In the past six years, we have launched a "Common Law course" for undergraduate and postgraduate students at Peking University. The Hong Kong Bar Association has offered scholarships to outstanding students who have taken the course. The awardees were invited to come to Hong Kong to observe the daily work of barristers and to experience the operation of common law in Hong Kong. The purpose is to enhance Mainland law students’ understanding of the common law system in foreign jurisdictions and thereby facilitating Mainland China’s integration with overseas countries and enabling the Mainland to catch up with well-developed countries.
Following China's “One Belt, One Road” initiative, it will become a norm and an inevitable trend for Chinese enterprises to “go global” and "connect with the rest of the world".
A sound and stable judicial system is conducive to business development. The “going global” process often entails facing complex and unfamiliar business environment. It is essential that Chinese Enterprises should understand commercial law, contract law and international trade customs. With the benefit of having a system of law under which the requisite elements of a valid and enforceable contract are clearly stated so that the parties could perform their obligations in accordance with the terms of the contract, Hong Kong is well poised to serve as a platform for parties to resolve commercial disputes. This will greatly increase the parties' confidence in entering into agreements and complying with contractual terms.
The economic and trade development in the Mainland will add further impetus to the need for Chinese enterprises to have access to high-quality international legal services, especially services in relation to international arbitration and mediation. The Hong Kong Bar can provide professional legal services in commercial disputes involving foreign elements.
Hong Kong enjoys a unique competitive edge under the principle of “One Country, Two Systems”. Further, Hong Kong has a sound legal system and a large pool of legal professional talents. These advantages, coupled with the fact that Hong Kong is geographically convenient, make Hong Kong a neutral and ideal forum for arbitration.
In light of the above, the Hong Kong Bar Association established the Standing Committee on China Practice Development in July 2015. The Special Committee aims at promoting the provision of high-quality legal services by Hong Kong barristers to Chinese enterprises.
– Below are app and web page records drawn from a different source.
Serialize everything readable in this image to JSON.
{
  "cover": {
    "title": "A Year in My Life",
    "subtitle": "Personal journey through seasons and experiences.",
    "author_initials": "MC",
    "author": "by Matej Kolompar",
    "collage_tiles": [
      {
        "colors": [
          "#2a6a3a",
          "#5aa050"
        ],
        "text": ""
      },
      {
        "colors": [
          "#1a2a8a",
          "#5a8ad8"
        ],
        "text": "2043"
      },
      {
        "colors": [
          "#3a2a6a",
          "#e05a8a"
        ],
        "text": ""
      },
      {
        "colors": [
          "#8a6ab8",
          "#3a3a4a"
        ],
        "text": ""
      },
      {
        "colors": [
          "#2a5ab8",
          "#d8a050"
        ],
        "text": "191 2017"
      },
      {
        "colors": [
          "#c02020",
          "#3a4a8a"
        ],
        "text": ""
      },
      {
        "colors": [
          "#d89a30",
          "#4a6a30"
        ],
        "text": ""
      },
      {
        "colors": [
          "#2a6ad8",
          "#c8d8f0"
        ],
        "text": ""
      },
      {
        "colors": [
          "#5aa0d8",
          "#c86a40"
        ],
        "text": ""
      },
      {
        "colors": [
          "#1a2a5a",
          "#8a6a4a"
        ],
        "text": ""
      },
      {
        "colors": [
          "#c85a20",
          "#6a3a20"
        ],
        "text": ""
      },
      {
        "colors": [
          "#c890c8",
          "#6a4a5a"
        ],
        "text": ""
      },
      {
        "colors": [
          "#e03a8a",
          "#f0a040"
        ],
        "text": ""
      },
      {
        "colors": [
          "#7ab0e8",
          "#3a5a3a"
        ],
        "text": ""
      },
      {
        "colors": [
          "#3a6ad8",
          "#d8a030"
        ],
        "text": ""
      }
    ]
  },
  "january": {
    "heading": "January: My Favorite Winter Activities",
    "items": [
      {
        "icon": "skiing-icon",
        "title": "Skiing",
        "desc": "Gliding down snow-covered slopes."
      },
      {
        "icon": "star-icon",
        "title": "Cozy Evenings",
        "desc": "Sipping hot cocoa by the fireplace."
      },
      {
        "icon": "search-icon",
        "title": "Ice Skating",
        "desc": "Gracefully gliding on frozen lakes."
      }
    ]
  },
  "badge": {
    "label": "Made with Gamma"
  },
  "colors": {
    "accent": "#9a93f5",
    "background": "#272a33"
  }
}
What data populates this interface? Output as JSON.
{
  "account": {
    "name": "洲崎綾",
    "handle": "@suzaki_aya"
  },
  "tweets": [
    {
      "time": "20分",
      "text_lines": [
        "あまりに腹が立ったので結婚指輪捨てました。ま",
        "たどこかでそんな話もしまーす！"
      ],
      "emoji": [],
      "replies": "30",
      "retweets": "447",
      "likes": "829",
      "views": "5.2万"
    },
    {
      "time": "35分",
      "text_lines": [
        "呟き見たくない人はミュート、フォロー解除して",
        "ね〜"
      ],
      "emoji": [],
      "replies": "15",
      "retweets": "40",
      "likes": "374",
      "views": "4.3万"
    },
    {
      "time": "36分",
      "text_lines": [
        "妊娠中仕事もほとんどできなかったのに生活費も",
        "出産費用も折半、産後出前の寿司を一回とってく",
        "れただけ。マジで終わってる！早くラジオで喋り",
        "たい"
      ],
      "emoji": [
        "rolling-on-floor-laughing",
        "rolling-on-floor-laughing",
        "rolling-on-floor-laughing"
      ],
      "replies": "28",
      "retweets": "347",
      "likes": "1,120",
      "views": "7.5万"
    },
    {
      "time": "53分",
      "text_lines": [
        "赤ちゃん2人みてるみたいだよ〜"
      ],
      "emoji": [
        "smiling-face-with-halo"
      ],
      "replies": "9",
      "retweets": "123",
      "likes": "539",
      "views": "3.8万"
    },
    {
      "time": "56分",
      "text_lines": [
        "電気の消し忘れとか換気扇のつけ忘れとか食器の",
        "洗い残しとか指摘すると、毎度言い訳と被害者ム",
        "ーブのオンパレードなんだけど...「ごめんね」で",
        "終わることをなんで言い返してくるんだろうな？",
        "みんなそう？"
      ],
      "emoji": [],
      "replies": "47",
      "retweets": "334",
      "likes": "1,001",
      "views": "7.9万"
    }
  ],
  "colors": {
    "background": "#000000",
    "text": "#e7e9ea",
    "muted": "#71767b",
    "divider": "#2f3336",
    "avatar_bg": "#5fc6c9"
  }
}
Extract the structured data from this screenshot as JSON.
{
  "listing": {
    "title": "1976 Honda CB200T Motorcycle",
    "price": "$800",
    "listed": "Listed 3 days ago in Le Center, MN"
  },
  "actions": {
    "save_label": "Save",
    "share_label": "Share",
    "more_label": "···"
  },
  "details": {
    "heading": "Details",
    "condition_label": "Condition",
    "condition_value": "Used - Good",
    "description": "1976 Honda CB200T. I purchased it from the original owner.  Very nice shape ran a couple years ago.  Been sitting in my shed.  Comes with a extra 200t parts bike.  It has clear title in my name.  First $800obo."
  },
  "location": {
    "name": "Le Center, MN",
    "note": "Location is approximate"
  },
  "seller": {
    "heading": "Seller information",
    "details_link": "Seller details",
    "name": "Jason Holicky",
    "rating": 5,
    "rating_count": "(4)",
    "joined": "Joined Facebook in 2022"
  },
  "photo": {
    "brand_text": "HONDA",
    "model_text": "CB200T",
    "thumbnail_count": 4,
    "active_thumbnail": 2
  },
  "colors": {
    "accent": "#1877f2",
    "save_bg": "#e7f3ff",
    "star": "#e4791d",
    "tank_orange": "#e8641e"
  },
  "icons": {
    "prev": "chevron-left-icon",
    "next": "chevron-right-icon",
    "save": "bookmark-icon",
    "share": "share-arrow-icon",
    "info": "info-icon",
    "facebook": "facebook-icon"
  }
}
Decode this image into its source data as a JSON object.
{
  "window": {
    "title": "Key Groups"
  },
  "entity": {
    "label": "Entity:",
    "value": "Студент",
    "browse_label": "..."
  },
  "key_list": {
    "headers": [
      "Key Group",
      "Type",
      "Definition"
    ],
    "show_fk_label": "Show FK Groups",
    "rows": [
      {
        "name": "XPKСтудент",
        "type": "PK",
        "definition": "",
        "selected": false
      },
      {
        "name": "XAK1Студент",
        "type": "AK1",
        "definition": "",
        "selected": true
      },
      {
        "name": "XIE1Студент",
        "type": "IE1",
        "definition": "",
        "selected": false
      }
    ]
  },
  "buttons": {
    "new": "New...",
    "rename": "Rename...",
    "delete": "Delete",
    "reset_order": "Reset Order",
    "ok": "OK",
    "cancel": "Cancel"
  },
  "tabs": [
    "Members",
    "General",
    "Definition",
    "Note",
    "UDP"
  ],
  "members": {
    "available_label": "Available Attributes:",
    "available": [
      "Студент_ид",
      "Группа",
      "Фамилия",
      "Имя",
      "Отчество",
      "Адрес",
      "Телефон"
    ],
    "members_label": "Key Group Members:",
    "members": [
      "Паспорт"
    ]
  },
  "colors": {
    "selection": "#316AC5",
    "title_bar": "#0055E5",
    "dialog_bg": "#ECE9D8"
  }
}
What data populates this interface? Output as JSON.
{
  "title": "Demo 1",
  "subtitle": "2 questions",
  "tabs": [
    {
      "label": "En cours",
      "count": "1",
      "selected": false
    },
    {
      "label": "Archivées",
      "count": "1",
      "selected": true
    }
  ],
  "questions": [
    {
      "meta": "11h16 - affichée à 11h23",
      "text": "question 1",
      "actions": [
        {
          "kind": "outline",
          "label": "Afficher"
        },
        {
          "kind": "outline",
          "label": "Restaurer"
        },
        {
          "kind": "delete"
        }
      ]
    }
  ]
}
For your ease of reference, we have provided in this website the links to the websites of some relevant governmental departments and bodies in Mainland China.